SOURCE DATA
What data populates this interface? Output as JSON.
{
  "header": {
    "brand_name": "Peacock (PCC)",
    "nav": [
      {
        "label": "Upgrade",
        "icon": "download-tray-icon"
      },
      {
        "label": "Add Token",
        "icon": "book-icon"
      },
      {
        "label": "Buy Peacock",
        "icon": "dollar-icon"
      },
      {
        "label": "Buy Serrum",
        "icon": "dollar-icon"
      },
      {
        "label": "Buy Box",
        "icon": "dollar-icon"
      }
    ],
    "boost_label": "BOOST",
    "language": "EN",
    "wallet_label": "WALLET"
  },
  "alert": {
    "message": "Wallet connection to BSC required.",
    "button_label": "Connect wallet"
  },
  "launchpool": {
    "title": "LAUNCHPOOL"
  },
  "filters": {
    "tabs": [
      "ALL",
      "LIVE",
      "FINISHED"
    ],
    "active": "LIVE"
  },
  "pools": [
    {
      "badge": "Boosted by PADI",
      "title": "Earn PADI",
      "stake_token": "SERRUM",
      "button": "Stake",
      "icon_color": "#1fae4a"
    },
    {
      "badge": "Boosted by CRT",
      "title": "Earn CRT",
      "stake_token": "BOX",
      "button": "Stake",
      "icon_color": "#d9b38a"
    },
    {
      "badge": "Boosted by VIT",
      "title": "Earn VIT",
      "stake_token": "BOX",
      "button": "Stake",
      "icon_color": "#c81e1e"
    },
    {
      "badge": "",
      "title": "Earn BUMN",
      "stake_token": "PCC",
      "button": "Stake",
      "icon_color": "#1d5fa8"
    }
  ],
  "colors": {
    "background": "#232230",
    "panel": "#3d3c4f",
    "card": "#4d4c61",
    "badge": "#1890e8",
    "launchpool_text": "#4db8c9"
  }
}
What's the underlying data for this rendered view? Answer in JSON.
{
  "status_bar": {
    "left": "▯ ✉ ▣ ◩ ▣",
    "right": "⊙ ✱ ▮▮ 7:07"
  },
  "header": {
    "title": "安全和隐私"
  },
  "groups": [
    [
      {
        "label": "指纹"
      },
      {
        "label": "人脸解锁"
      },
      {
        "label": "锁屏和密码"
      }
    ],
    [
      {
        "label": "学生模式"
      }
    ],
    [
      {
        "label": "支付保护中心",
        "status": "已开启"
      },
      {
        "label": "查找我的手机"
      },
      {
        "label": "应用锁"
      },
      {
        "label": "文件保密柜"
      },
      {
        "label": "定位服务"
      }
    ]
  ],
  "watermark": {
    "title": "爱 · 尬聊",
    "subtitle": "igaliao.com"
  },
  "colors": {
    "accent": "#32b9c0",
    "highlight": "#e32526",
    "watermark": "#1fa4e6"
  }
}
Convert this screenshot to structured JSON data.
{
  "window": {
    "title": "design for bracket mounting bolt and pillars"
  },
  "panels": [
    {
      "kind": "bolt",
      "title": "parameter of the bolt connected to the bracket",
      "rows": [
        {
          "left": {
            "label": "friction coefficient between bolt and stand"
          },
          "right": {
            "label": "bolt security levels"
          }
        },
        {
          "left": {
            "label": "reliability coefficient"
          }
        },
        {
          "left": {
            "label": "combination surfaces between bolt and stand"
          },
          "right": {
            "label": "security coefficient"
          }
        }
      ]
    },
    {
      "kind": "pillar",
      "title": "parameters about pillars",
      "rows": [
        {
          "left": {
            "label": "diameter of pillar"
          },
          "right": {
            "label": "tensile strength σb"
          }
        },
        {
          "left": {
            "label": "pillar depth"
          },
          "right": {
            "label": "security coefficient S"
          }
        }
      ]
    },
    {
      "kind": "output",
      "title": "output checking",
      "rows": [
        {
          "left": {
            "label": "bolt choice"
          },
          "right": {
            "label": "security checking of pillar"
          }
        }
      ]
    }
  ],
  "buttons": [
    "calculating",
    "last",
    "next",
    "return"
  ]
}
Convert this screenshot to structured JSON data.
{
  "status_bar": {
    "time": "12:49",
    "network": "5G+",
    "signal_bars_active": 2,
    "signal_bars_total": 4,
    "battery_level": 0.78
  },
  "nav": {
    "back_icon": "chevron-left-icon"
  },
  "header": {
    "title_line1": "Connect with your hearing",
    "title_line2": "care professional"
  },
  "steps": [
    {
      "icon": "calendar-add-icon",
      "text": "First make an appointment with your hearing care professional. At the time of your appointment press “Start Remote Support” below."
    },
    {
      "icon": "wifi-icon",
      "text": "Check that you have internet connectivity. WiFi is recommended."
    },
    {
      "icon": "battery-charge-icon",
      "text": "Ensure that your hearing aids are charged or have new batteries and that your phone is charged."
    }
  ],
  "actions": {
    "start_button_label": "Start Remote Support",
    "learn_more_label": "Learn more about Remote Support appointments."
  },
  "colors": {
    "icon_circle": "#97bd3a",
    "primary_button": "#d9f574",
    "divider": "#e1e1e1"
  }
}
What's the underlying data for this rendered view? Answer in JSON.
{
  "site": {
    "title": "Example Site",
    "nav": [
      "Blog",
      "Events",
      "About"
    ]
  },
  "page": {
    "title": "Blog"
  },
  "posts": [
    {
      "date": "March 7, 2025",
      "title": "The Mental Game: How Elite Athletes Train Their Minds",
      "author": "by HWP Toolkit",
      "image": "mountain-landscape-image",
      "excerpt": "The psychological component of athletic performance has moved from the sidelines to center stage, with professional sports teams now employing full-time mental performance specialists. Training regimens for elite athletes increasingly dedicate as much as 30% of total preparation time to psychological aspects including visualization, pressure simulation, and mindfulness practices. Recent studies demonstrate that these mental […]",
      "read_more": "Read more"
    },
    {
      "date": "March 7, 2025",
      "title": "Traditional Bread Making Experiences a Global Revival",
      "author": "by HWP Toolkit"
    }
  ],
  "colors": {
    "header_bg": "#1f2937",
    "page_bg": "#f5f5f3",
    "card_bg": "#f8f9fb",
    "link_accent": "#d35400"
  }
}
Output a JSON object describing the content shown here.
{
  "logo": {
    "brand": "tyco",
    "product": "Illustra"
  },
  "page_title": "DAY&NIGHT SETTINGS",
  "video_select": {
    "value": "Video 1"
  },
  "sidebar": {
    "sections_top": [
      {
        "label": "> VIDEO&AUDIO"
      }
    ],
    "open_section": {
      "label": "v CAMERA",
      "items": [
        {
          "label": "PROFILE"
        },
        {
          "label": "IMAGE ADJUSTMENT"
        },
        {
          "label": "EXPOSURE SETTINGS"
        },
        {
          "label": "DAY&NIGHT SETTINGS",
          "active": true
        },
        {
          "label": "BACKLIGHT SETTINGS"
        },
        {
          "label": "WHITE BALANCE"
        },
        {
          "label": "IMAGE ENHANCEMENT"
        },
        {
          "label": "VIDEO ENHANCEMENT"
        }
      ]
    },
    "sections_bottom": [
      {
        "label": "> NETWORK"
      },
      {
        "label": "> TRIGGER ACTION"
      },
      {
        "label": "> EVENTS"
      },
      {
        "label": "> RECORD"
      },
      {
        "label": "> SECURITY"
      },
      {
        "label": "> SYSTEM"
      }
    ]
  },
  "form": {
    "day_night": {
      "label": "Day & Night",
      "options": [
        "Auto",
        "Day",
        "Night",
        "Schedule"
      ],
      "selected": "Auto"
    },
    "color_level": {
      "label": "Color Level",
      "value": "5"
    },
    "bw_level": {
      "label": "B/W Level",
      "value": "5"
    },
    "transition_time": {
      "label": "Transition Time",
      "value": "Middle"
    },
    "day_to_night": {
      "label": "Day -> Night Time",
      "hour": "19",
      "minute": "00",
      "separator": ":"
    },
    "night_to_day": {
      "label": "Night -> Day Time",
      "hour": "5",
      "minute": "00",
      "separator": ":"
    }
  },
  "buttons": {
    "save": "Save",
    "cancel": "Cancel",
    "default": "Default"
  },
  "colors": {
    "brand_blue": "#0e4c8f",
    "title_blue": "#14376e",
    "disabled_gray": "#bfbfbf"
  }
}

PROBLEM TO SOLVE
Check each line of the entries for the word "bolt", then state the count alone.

RESPONSE
7